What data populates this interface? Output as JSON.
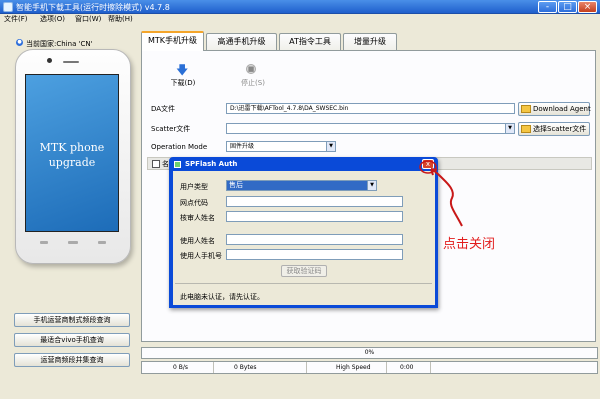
{
  "window": {
    "title": "智能手机下载工具(运行时擦除模式)  v4.7.8",
    "min_label": "-",
    "max_label": "□",
    "close_label": "×"
  },
  "menu": {
    "items": [
      {
        "label": "文件(F)"
      },
      {
        "label": "选项(O)"
      },
      {
        "label": "窗口(W)"
      },
      {
        "label": "帮助(H)"
      }
    ]
  },
  "sidebar": {
    "country_label": "当前国家:China 'CN'",
    "phone_text_line1": "MTK phone",
    "phone_text_line2": "upgrade",
    "buttons": [
      {
        "label": "手机运营商制式频段查询"
      },
      {
        "label": "最适合vivo手机查询"
      },
      {
        "label": "运营商频段并集查询"
      }
    ]
  },
  "tabs": [
    {
      "label": "MTK手机升级",
      "active": true
    },
    {
      "label": "高通手机升级",
      "active": false
    },
    {
      "label": "AT指令工具",
      "active": false
    },
    {
      "label": "增量升级",
      "active": false
    }
  ],
  "toolbar": {
    "download_label": "下载(D)",
    "stop_label": "停止(S)",
    "download_icon": "download-arrow-icon",
    "stop_icon": "stop-icon"
  },
  "form": {
    "da_label": "DA文件",
    "da_value": "D:\\迅雷下载\\AFTool_4.7.8\\DA_SWSEC.bin",
    "download_agent_btn": "Download Agent",
    "scatter_label": "Scatter文件",
    "scatter_value": "",
    "scatter_btn": "选择Scatter文件",
    "op_mode_label": "Operation Mode",
    "op_mode_value": "固件升级"
  },
  "list": {
    "header_label": "名"
  },
  "dialog": {
    "title": "SPFlash Auth",
    "user_type_label": "用户类型",
    "user_type_value": "售后",
    "branch_code_label": "网点代码",
    "reviewer_label": "核审人姓名",
    "user_name_label": "使用人姓名",
    "user_phone_label": "使用人手机号",
    "get_code_btn": "获取验证码",
    "status_text": "此电脑未认证，请先认证。",
    "close_label": "x"
  },
  "annotation": {
    "text": "点击关闭",
    "color": "#e21c1c"
  },
  "progress": {
    "text": "0%",
    "value": 0
  },
  "status": {
    "bytes_per_sec": "0 B/s",
    "bytes": "0 Bytes",
    "speed": "High Speed",
    "time": "0:00"
  },
  "colors": {
    "titlebar": "#2d6edb",
    "dialog_frame": "#0a4ad8",
    "tab_accent": "#f4a52a",
    "window_bg": "#ece9d8"
  }
}
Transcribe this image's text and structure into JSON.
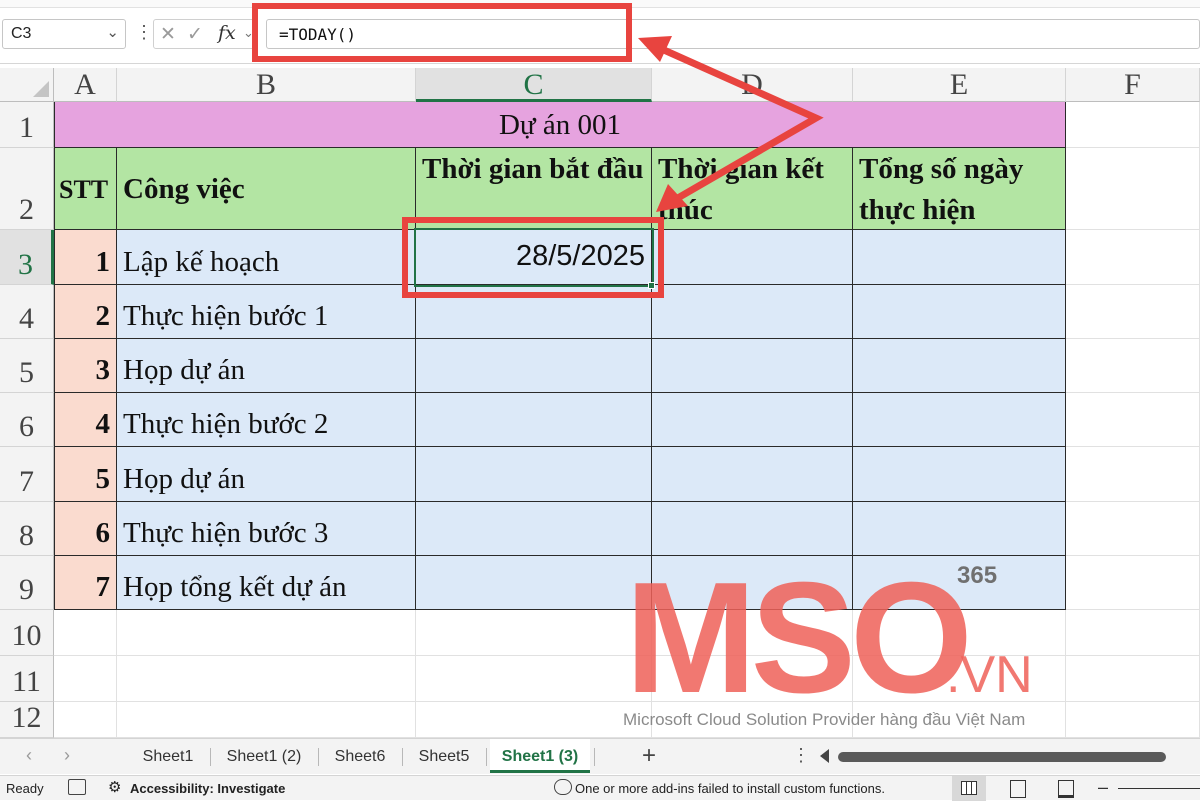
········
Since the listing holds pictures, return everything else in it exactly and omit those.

What data populates this interface? Output as JSON.
{
  "window": {
    "title": "智能手机下载工具(运行时擦除模式)  v4.7.8",
    "min_label": "-",
    "max_label": "□",
    "close_label": "×"
  },
  "menu": {
    "items": [
      {
        "label": "文件(F)"
      },
      {
        "label": "选项(O)"
      },
      {
        "label": "窗口(W)"
      },
      {
        "label": "帮助(H)"
      }
    ]
  },
  "sidebar": {
    "country_label": "当前国家:China 'CN'",
    "phone_text_line1": "MTK phone",
    "phone_text_line2": "upgrade",
    "buttons": [
      {
        "label": "手机运营商制式频段查询"
      },
      {
        "label": "最适合vivo手机查询"
      },
      {
        "label": "运营商频段并集查询"
      }
    ]
  },
  "tabs": [
    {
      "label": "MTK手机升级",
      "active": true
    },
    {
      "label": "高通手机升级",
      "active": false
    },
    {
      "label": "AT指令工具",
      "active": false
    },
    {
      "label": "增量升级",
      "active": false
    }
  ],
  "toolbar": {
    "download_label": "下载(D)",
    "stop_label": "停止(S)",
    "download_icon": "download-arrow-icon",
    "stop_icon": "stop-icon"
  },
  "form": {
    "da_label": "DA文件",
    "da_value": "D:\\迅雷下载\\AFTool_4.7.8\\DA_SWSEC.bin",
    "download_agent_btn": "Download Agent",
    "scatter_label": "Scatter文件",
    "scatter_value": "",
    "scatter_btn": "选择Scatter文件",
    "op_mode_label": "Operation Mode",
    "op_mode_value": "固件升级"
  },
  "list": {
    "header_label": "名"
  },
  "dialog": {
    "title": "SPFlash Auth",
    "user_type_label": "用户类型",
    "user_type_value": "售后",
    "branch_code_label": "网点代码",
    "reviewer_label": "核审人姓名",
    "user_name_label": "使用人姓名",
    "user_phone_label": "使用人手机号",
    "get_code_btn": "获取验证码",
    "status_text": "此电脑未认证，请先认证。",
    "close_label": "x"
  },
  "annotation": {
    "text": "点击关闭",
    "color": "#e21c1c"
  },
  "progress": {
    "text": "0%",
    "value": 0
  },
  "status": {
    "bytes_per_sec": "0 B/s",
    "bytes": "0 Bytes",
    "speed": "High Speed",
    "time": "0:00"
  },
  "colors": {
    "titlebar": "#2d6edb",
    "dialog_frame": "#0a4ad8",
    "tab_accent": "#f4a52a",
    "window_bg": "#ece9d8"
  }
}
Transcribe this image's text and structure into JSON.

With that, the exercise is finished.